The interesting turn in Absences is in the image-making itself; it focuses on characters who dismantle themselves, or try to disappear, in their blind effort to cross over to the “other” side of reality. These figures do not quite make it; they practice escaping from the blind literalism of things but end up dismantling only their defined selves. They do not reach Paradise. The shift to decomposing this part of reality marks Tate’s decision to alter the lyric path he was on. From here onward, Tate drops the Edenic or pastoral ideal altogether and concentrates instead on exploding the empirical world of sense and definition. Experience itself will be his target.

Put another way, in Absences and beyond, one-half of the metaphoric principle of his poetry drops away, the ideal and hidden dimension of vision. What remains is the imploding and decaying half of reality, the objects metaphor dwells on to hint at possibilities in the dream world. There are only the objects themselves now, deformed, fragmentary, increasingly meaningless as the stuff of lyric. More and more, Tate will imply the end of such language: There is still the need to escape, to break out of reality into the other world, but references to the other world by image or suggestion are rare. His poems dwell on the disappearance of reality itself, its decomposition into fantasy and paradox. In “Harm Alarm,” the second poem of Absences, a man fearfully examines his street, decides that all harm lies “in a cradle/ across the ocean,” and resumes his walk after observing that his “other” self should “just about awake now” as the source of that harm. The divided self splits evenly between dream and waking, serene emptiness and conflicted, wounded life. Pain abounds as the defining attribute of consciousness; the pin functions as a motif in a number of these poems.

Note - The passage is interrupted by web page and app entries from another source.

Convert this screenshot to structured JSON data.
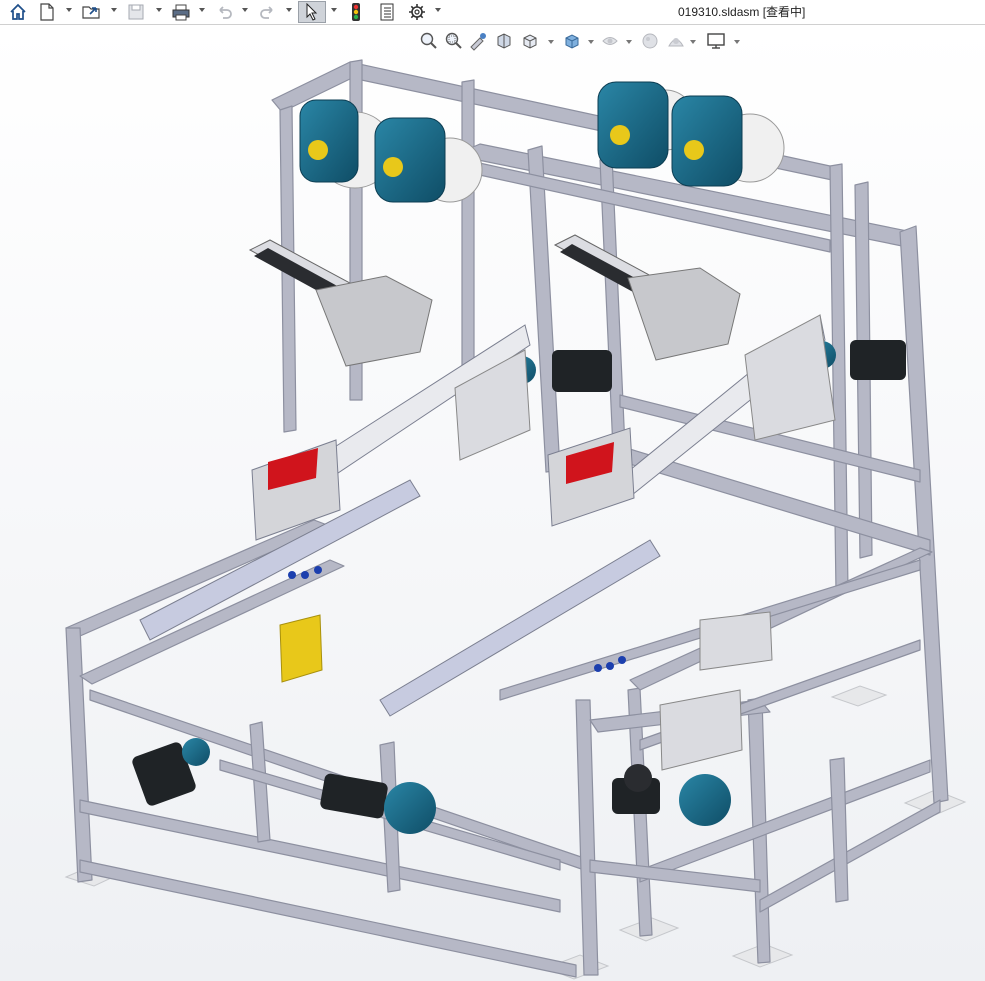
{
  "window": {
    "title": "019310.sldasm [查看中]"
  },
  "toolbar": {
    "items": [
      {
        "name": "home",
        "icon": "home-icon"
      },
      {
        "name": "new",
        "icon": "new-document-icon"
      },
      {
        "name": "open",
        "icon": "open-folder-icon"
      },
      {
        "name": "save",
        "icon": "save-icon"
      },
      {
        "name": "print",
        "icon": "print-icon"
      },
      {
        "name": "undo",
        "icon": "undo-icon"
      },
      {
        "name": "redo",
        "icon": "redo-icon"
      },
      {
        "name": "select",
        "icon": "select-cursor-icon"
      },
      {
        "name": "rebuild",
        "icon": "traffic-light-icon"
      },
      {
        "name": "file-properties",
        "icon": "file-properties-icon"
      },
      {
        "name": "options",
        "icon": "gear-icon"
      }
    ]
  },
  "view_toolbar": {
    "items": [
      {
        "name": "zoom-to-fit",
        "icon": "zoom-fit-icon"
      },
      {
        "name": "zoom-to-area",
        "icon": "zoom-area-icon"
      },
      {
        "name": "previous-view",
        "icon": "previous-view-icon"
      },
      {
        "name": "section-view",
        "icon": "section-view-icon"
      },
      {
        "name": "view-orientation",
        "icon": "view-orientation-icon"
      },
      {
        "name": "display-style",
        "icon": "display-style-icon"
      },
      {
        "name": "hide-show-items",
        "icon": "hide-show-icon"
      },
      {
        "name": "edit-appearance",
        "icon": "appearance-icon"
      },
      {
        "name": "apply-scene",
        "icon": "scene-icon"
      },
      {
        "name": "view-settings",
        "icon": "monitor-icon"
      }
    ]
  },
  "colors": {
    "frame": "#b6b8c6",
    "frame_dark": "#8d90a0",
    "motor_teal": "#1d6f8c",
    "motor_black": "#1f2326",
    "red_part": "#d0141c",
    "yellow_part": "#e8c81a",
    "accent_selected": "#cfd3d9"
  }
}
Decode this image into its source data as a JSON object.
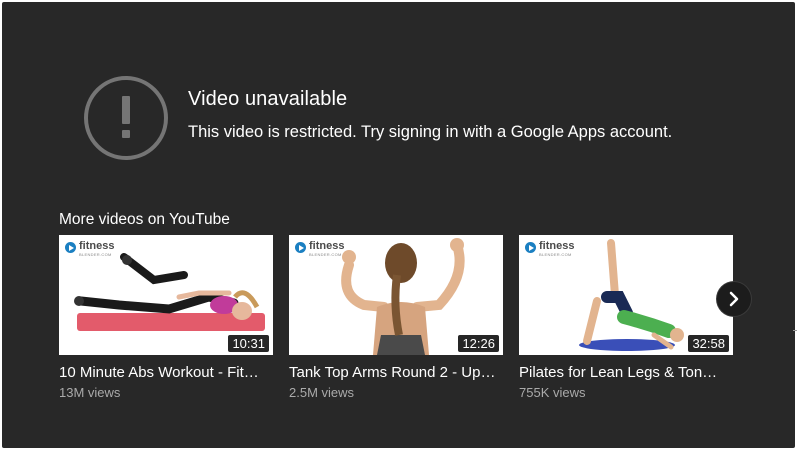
{
  "error": {
    "title": "Video unavailable",
    "message": "This video is restricted. Try signing in with a Google Apps account.",
    "icon": "alert-circle-icon"
  },
  "more": {
    "heading": "More videos on YouTube",
    "brand_name": "fitness",
    "brand_sub": "BLENDER.COM",
    "videos": [
      {
        "title": "10 Minute Abs Workout - Fit…",
        "views": "13M views",
        "duration": "10:31"
      },
      {
        "title": "Tank Top Arms Round 2 - Up…",
        "views": "2.5M views",
        "duration": "12:26"
      },
      {
        "title": "Pilates for Lean Legs & Ton…",
        "views": "755K views",
        "duration": "32:58"
      }
    ],
    "next_icon": "chevron-right-icon"
  }
}
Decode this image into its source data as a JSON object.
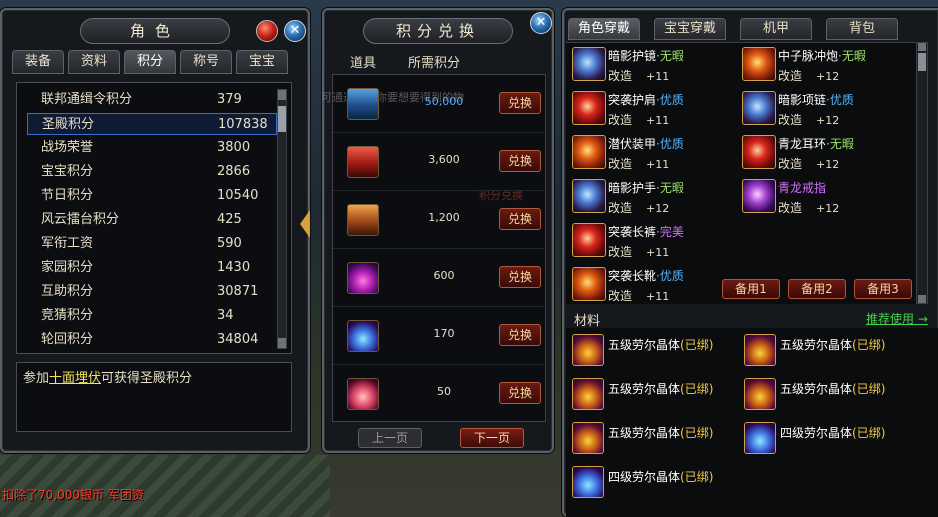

There is little or no plot, and no organization to narrate the flow of language. The poems accumulate around the thematic abstraction of reality’s own breakup. That means that individual lines and sentences have the burden of forming the book. Reading Tate, one looks for lines, images, and stunning metaphors as the point of poetry. There is no structural principle embodying language or visionary argument. Tate’s assumption is that reality is dead, and the surreal lyric depicts that through its own formlessness and its occasional glimpses into magic through a phrase or word. Another position would hold that the poem itself is an object of nature, an expression of creative principles. Tate’s metaphysic, however, is still linked with the Christian view that meaning derives from a spiritual source outside nature. These poems, strange and irrational as they are, are secularized forms...

(The entire section is 7414 words.)